───── Excerpted data

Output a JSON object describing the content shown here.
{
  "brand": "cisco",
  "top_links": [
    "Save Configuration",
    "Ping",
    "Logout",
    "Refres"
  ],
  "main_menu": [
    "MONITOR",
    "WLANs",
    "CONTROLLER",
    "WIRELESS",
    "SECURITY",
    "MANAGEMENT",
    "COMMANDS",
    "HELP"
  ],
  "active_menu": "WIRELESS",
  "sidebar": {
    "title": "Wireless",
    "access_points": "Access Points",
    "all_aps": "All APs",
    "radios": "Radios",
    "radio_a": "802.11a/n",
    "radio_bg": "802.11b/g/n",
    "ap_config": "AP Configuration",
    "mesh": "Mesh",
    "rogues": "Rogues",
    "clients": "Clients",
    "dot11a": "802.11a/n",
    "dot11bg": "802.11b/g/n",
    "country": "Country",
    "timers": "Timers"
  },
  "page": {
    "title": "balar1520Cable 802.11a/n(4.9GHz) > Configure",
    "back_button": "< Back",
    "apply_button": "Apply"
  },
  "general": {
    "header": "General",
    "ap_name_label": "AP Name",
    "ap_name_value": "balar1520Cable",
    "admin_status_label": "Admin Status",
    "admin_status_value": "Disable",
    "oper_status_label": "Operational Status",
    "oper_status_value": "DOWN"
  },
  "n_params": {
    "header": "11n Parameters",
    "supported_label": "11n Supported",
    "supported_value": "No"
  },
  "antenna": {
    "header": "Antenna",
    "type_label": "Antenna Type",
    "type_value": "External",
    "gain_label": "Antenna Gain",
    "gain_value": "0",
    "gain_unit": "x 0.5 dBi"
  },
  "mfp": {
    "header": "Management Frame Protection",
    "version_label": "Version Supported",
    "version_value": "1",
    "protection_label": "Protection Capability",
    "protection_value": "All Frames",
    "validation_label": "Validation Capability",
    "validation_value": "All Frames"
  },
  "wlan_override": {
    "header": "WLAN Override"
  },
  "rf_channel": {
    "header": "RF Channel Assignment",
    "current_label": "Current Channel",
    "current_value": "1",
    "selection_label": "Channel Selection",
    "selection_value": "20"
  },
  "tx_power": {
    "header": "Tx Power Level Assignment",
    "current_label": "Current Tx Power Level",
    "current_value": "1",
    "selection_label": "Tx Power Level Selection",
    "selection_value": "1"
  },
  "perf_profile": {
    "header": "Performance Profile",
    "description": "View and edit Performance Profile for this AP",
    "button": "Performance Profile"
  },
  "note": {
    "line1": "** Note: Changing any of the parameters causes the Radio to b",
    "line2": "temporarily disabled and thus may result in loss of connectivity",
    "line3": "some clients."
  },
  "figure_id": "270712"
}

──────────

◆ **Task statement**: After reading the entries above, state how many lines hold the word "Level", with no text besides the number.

◆ **Task solution**: 3